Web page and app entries
______

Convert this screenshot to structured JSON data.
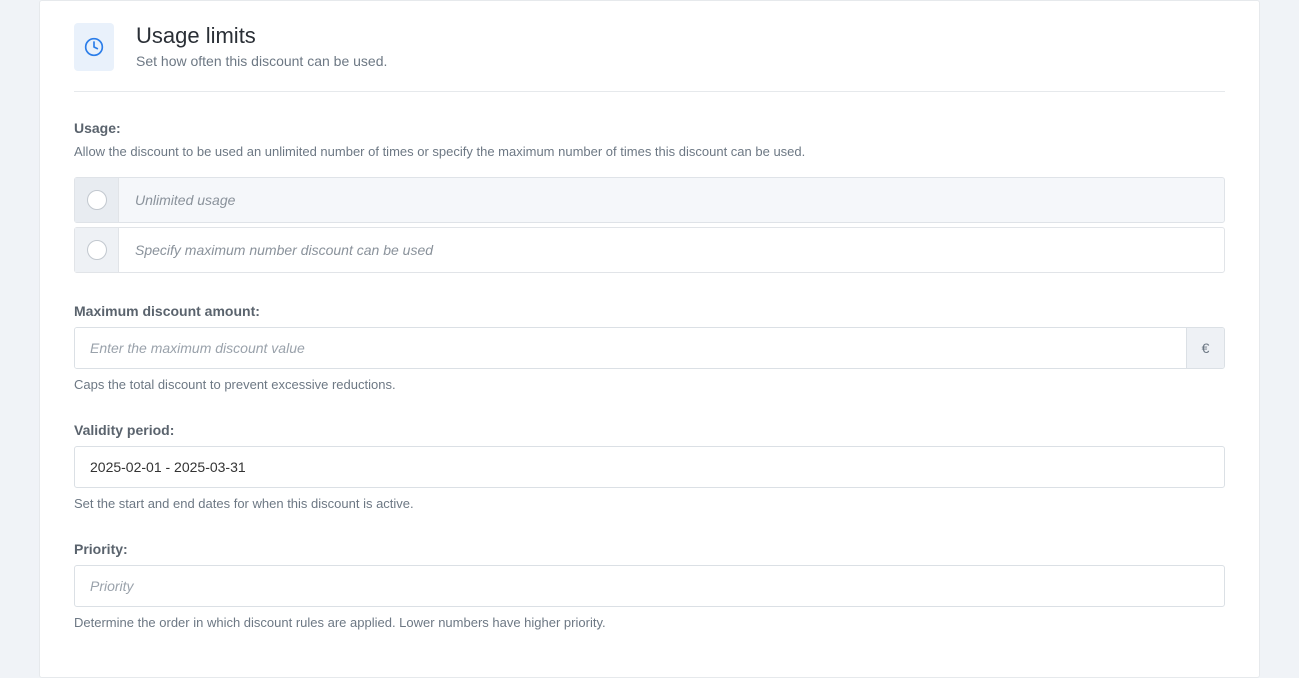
{
  "header": {
    "title": "Usage limits",
    "subtitle": "Set how often this discount can be used."
  },
  "usage": {
    "label": "Usage:",
    "desc": "Allow the discount to be used an unlimited number of times or specify the maximum number of times this discount can be used.",
    "options": {
      "unlimited": "Unlimited usage",
      "specify": "Specify maximum number discount can be used"
    }
  },
  "max_amount": {
    "label": "Maximum discount amount:",
    "placeholder": "Enter the maximum discount value",
    "suffix": "€",
    "help": "Caps the total discount to prevent excessive reductions."
  },
  "validity": {
    "label": "Validity period:",
    "value": "2025-02-01 - 2025-03-31",
    "help": "Set the start and end dates for when this discount is active."
  },
  "priority": {
    "label": "Priority:",
    "placeholder": "Priority",
    "help": "Determine the order in which discount rules are applied. Lower numbers have higher priority."
  }
}
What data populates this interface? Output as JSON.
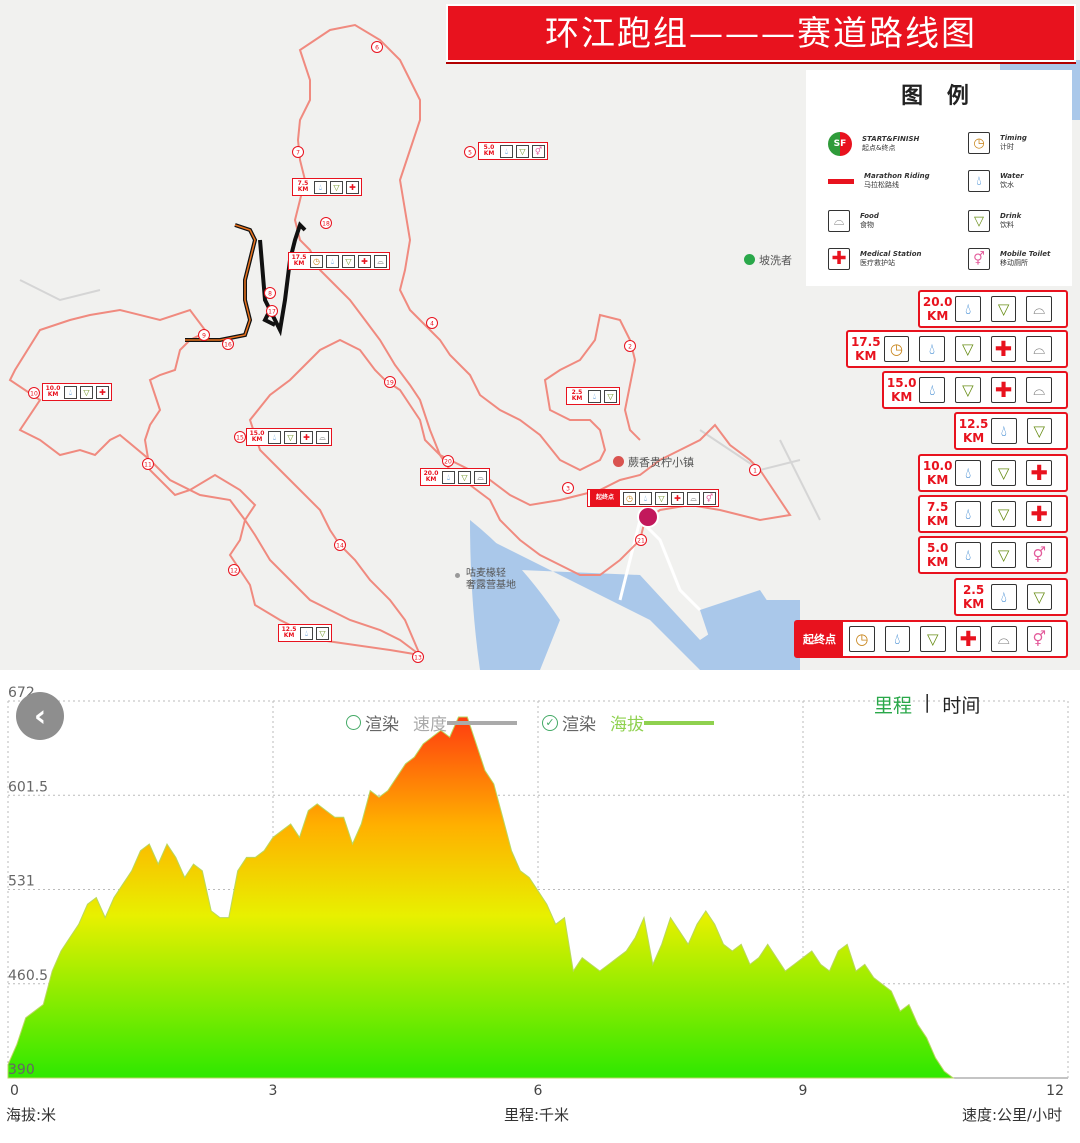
{
  "map": {
    "title": "环江跑组———赛道路线图",
    "legend": {
      "title": "图 例",
      "items": [
        {
          "id": "start-finish",
          "en": "START&FINISH",
          "zh": "起点&终点",
          "icon": "sf-badge-icon"
        },
        {
          "id": "timing",
          "en": "Timing",
          "zh": "计时",
          "icon": "timing-icon"
        },
        {
          "id": "route",
          "en": "Marathon Riding",
          "zh": "马拉松路线",
          "icon": "red-line-icon"
        },
        {
          "id": "water",
          "en": "Water",
          "zh": "饮水",
          "icon": "water-drop-icon"
        },
        {
          "id": "food",
          "en": "Food",
          "zh": "食物",
          "icon": "food-cloche-icon"
        },
        {
          "id": "drink",
          "en": "Drink",
          "zh": "饮料",
          "icon": "drink-cup-icon"
        },
        {
          "id": "medical",
          "en": "Medical Station",
          "zh": "医疗救护站",
          "icon": "medical-cross-icon"
        },
        {
          "id": "toilet",
          "en": "Mobile Toilet",
          "zh": "移动厕所",
          "icon": "toilet-icon"
        }
      ]
    },
    "stations": [
      {
        "km": "20.0\nKM",
        "icons": [
          "water",
          "drink",
          "food"
        ]
      },
      {
        "km": "17.5\nKM",
        "icons": [
          "timing",
          "water",
          "drink",
          "med",
          "food"
        ]
      },
      {
        "km": "15.0\nKM",
        "icons": [
          "water",
          "drink",
          "med",
          "food"
        ]
      },
      {
        "km": "12.5\nKM",
        "icons": [
          "water",
          "drink"
        ]
      },
      {
        "km": "10.0\nKM",
        "icons": [
          "water",
          "drink",
          "med"
        ]
      },
      {
        "km": "7.5\nKM",
        "icons": [
          "water",
          "drink",
          "med"
        ]
      },
      {
        "km": "5.0\nKM",
        "icons": [
          "water",
          "drink",
          "toilet"
        ]
      },
      {
        "km": "2.5\nKM",
        "icons": [
          "water",
          "drink"
        ]
      },
      {
        "km": "起终点",
        "icons": [
          "timing",
          "water",
          "drink",
          "med",
          "food",
          "toilet"
        ]
      }
    ],
    "mini_stations": [
      {
        "km": "5.0\nKM",
        "icons": [
          "water",
          "drink",
          "toilet"
        ]
      },
      {
        "km": "7.5\nKM",
        "icons": [
          "water",
          "drink",
          "med"
        ]
      },
      {
        "km": "17.5\nKM",
        "icons": [
          "timing",
          "water",
          "drink",
          "med",
          "food"
        ]
      },
      {
        "km": "10.0\nKM",
        "icons": [
          "water",
          "drink",
          "med"
        ]
      },
      {
        "km": "15.0\nKM",
        "icons": [
          "water",
          "drink",
          "med",
          "food"
        ]
      },
      {
        "km": "20.0\nKM",
        "icons": [
          "water",
          "drink",
          "food"
        ]
      },
      {
        "km": "2.5\nKM",
        "icons": [
          "water",
          "drink"
        ]
      },
      {
        "km": "12.5\nKM",
        "icons": [
          "water",
          "drink"
        ]
      },
      {
        "km": "起终点",
        "icons": [
          "timing",
          "water",
          "drink",
          "med",
          "food",
          "toilet"
        ]
      }
    ],
    "pois": [
      {
        "name": "坡洗者",
        "color": "#2aa84a"
      },
      {
        "name": "蕨香贵柠小镇",
        "color": "#d9534f"
      },
      {
        "name": "咕麦椽轻\n奢露营基地",
        "color": "#999999"
      }
    ],
    "kilometer_markers": [
      "1",
      "2",
      "3",
      "4",
      "5",
      "6",
      "7",
      "8",
      "9",
      "10",
      "11",
      "12",
      "13",
      "14",
      "15",
      "16",
      "17",
      "18",
      "19",
      "20",
      "21"
    ]
  },
  "chart": {
    "back_icon": "chevron-left-icon",
    "legend": [
      {
        "label": "渲染",
        "series": "速度",
        "checked": false,
        "color": "#aaaaaa"
      },
      {
        "label": "渲染",
        "series": "海拔",
        "checked": true,
        "color": "#8fd14f"
      }
    ],
    "toggle": {
      "active": "里程",
      "separator": "|",
      "inactive": "时间"
    },
    "x_axis_title": "里程:千米",
    "y_axis_title": "海拔:米",
    "right_axis_title": "速度:公里/小时",
    "chart_data": {
      "type": "area",
      "xlabel": "里程:千米",
      "ylabel": "海拔:米",
      "xlim": [
        0,
        12
      ],
      "ylim": [
        390,
        672
      ],
      "x_ticks": [
        "0",
        "3",
        "6",
        "9",
        "12"
      ],
      "y_ticks": [
        "390",
        "460.5",
        "531",
        "601.5",
        "672"
      ],
      "series": [
        {
          "name": "海拔",
          "x": [
            0,
            0.1,
            0.2,
            0.3,
            0.4,
            0.5,
            0.6,
            0.7,
            0.8,
            0.9,
            1.0,
            1.1,
            1.2,
            1.3,
            1.4,
            1.5,
            1.6,
            1.7,
            1.8,
            1.9,
            2.0,
            2.1,
            2.2,
            2.3,
            2.4,
            2.5,
            2.6,
            2.7,
            2.8,
            2.9,
            3.0,
            3.1,
            3.2,
            3.3,
            3.4,
            3.5,
            3.6,
            3.7,
            3.8,
            3.9,
            4.0,
            4.1,
            4.2,
            4.3,
            4.4,
            4.5,
            4.6,
            4.7,
            4.8,
            4.9,
            5.0,
            5.1,
            5.2,
            5.3,
            5.4,
            5.5,
            5.6,
            5.7,
            5.8,
            5.9,
            6.0,
            6.1,
            6.2,
            6.3,
            6.4,
            6.5,
            6.6,
            6.7,
            6.8,
            6.9,
            7.0,
            7.1,
            7.2,
            7.3,
            7.4,
            7.5,
            7.6,
            7.7,
            7.8,
            7.9,
            8.0,
            8.1,
            8.2,
            8.3,
            8.4,
            8.5,
            8.6,
            8.7,
            8.8,
            8.9,
            9.0,
            9.1,
            9.2,
            9.3,
            9.4,
            9.5,
            9.6,
            9.7,
            9.8,
            9.9,
            10.0,
            10.1,
            10.2,
            10.3,
            10.4,
            10.5,
            10.6,
            10.7
          ],
          "values": [
            400,
            415,
            435,
            440,
            445,
            470,
            485,
            495,
            505,
            520,
            525,
            510,
            525,
            535,
            545,
            560,
            565,
            550,
            565,
            555,
            540,
            550,
            545,
            515,
            510,
            510,
            545,
            555,
            555,
            560,
            570,
            575,
            580,
            570,
            590,
            595,
            590,
            585,
            585,
            565,
            580,
            605,
            600,
            605,
            615,
            625,
            630,
            640,
            645,
            650,
            645,
            660,
            660,
            640,
            620,
            610,
            585,
            560,
            545,
            540,
            530,
            520,
            505,
            510,
            470,
            480,
            475,
            470,
            475,
            480,
            485,
            495,
            510,
            475,
            490,
            510,
            500,
            490,
            505,
            515,
            505,
            490,
            485,
            490,
            475,
            480,
            490,
            480,
            470,
            475,
            480,
            485,
            475,
            470,
            485,
            490,
            470,
            475,
            465,
            460,
            455,
            440,
            445,
            430,
            420,
            405,
            395,
            390
          ]
        }
      ]
    }
  }
}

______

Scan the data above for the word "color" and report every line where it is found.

### Task result
        "color": "#2aa84a"
        "color": "#d9534f"
        "color": "#999999"
        "color": "#aaaaaa"
        "color": "#8fd14f"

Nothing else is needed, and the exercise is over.